"Your heart sinks a little bit when something like that happens," Hornets coach Paul Silas said. "We thought the game was still winnable, and we got off to a good start in overtime. That boosted our confidence."
The Magic got no closer than six points thereafter, and Davis sealed it with another 3-pointer over Tracy McGrady for a 109-100 lead with 37 seconds left.
"Once you figure out that they're not going to overturn the call, you've got to regroup," Davis said. "We weren't going to let this game slip away. We knew we had momentum going into the overtime. We knew in order to win in the playoffs, you have to maintain your focus and you have to be able to refocus. And I think that's what we did a good job of."

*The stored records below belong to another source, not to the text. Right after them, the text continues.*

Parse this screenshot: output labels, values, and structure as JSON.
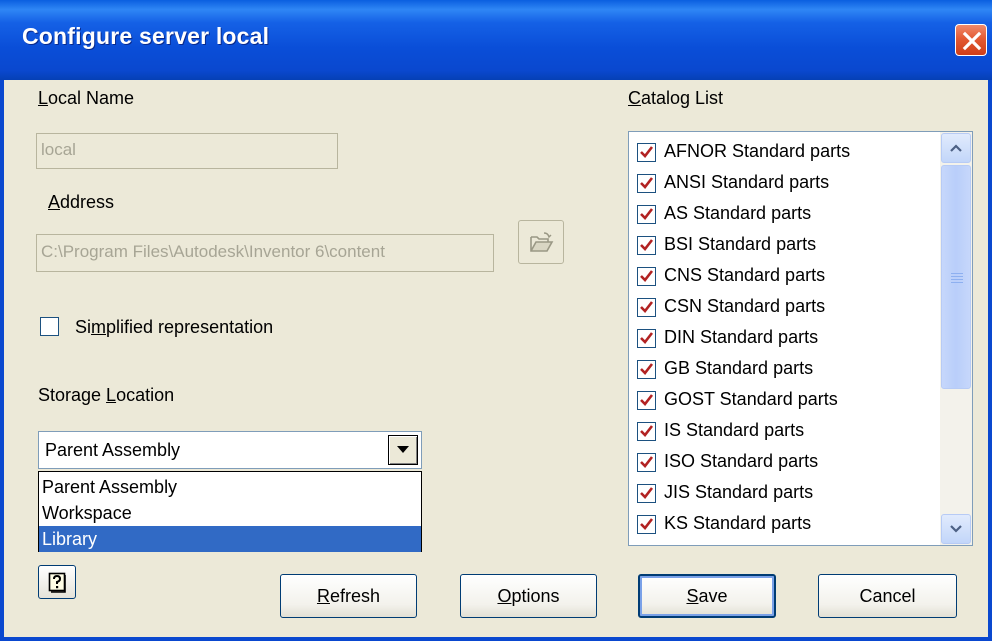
{
  "window": {
    "title": "Configure server local"
  },
  "local_name": {
    "label_pre": "",
    "label_mnemonic": "L",
    "label_post": "ocal Name",
    "value": "local"
  },
  "address": {
    "label_pre": "",
    "label_mnemonic": "A",
    "label_post": "ddress",
    "value": "C:\\Program Files\\Autodesk\\Inventor 6\\content"
  },
  "simplified": {
    "label_pre": "Si",
    "label_mnemonic": "m",
    "label_post": "plified representation",
    "checked": false
  },
  "storage": {
    "label_pre": "Storage ",
    "label_mnemonic": "L",
    "label_post": "ocation",
    "selected": "Parent Assembly",
    "options": [
      "Parent Assembly",
      "Workspace",
      "Library"
    ],
    "highlighted_index": 2
  },
  "catalog": {
    "label_pre": "",
    "label_mnemonic": "C",
    "label_post": "atalog List",
    "items": [
      {
        "label": "AFNOR Standard parts",
        "checked": true
      },
      {
        "label": "ANSI Standard parts",
        "checked": true
      },
      {
        "label": "AS Standard parts",
        "checked": true
      },
      {
        "label": "BSI Standard parts",
        "checked": true
      },
      {
        "label": "CNS Standard parts",
        "checked": true
      },
      {
        "label": "CSN Standard parts",
        "checked": true
      },
      {
        "label": "DIN Standard parts",
        "checked": true
      },
      {
        "label": "GB Standard parts",
        "checked": true
      },
      {
        "label": "GOST Standard parts",
        "checked": true
      },
      {
        "label": "IS Standard parts",
        "checked": true
      },
      {
        "label": "ISO Standard parts",
        "checked": true
      },
      {
        "label": "JIS Standard parts",
        "checked": true
      },
      {
        "label": "KS Standard parts",
        "checked": true
      }
    ]
  },
  "buttons": {
    "refresh": {
      "pre": "",
      "mnemonic": "R",
      "post": "efresh"
    },
    "options": {
      "pre": "",
      "mnemonic": "O",
      "post": "ptions"
    },
    "save": {
      "pre": "",
      "mnemonic": "S",
      "post": "ave"
    },
    "cancel": {
      "pre": "Cancel",
      "mnemonic": "",
      "post": ""
    }
  },
  "icons": {
    "close": "close-icon",
    "browse": "folder-open-icon",
    "help": "help-icon",
    "dropdown": "chevron-down-icon",
    "scroll_up": "scroll-up-icon",
    "scroll_down": "scroll-down-icon",
    "check": "checkmark-icon"
  },
  "colors": {
    "titlebar": "#0a48cf",
    "dialog_bg": "#ece9d8",
    "selection": "#316ac5",
    "check_mark": "#b22222",
    "close_button": "#e35a33"
  }
}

McGrady, nursing a sore back of his own, again led the Magic with 37 points. But the All-Star swingman did not score in overtime and is on the verge of first-round elimination for the third straight year.
"They were the aggressor in overtime," McGrady admitted. "They came out attacking right away. By the time we tried to attack, it was too late."
"We missed a couple of shots in overtime, our heads started hanging," Garrity added. "They hit a couple of shots, and our heads started hanging more."
A 3-pointer by McGrady forged a 92-92 tie with 1:12 remaining in the fourth quarter and set up the drama with Davis. It was the fourth tie of the period.
"The refs never gave us a reason why the shot wasn't good," Silas said. "The replays will show you that it was good, but it's in the hands of the refs, it's at their discretion."
A seesaw first half saw Orlando open an early 14-point lead before Charlotte scored 20 straight points and stormed to a 13-point advantage. The Magic closed to 50-45 at halftime, then scored the first eight points of the third quarter to regain the lead.
A layup by Monty Williams pushed the advantage to 69-60 before Charlotte's Lee Nailon scored the last six points of the period. That triggered a 16-4 run that David Wesley capped with a 3-pointer for a 76-73 lead with 8:57 to go. Stacey Augmon's basket kept the edge at 92-89 with 1:34 left.
Brown scored 17 points and Magloire added 15 and 10 rebounds for the Hornets, who had six players in double figures and again held a huge advantage on the boards. With six players grabbing at least five rebounds, Charlotte had a 52-38 edge.
"Baron was tremendous on the boards," Silas said. "We have to have everyone rebounding, and if we get that, then we can play with anybody."
Darrell Armstrong had 21 points and eight assists for the Magic, who again fired away from long range, making 7-of-23. Orlando shot under 40 percent (33-of-83) overall while Charlotte shot 44 percent (39-of-89).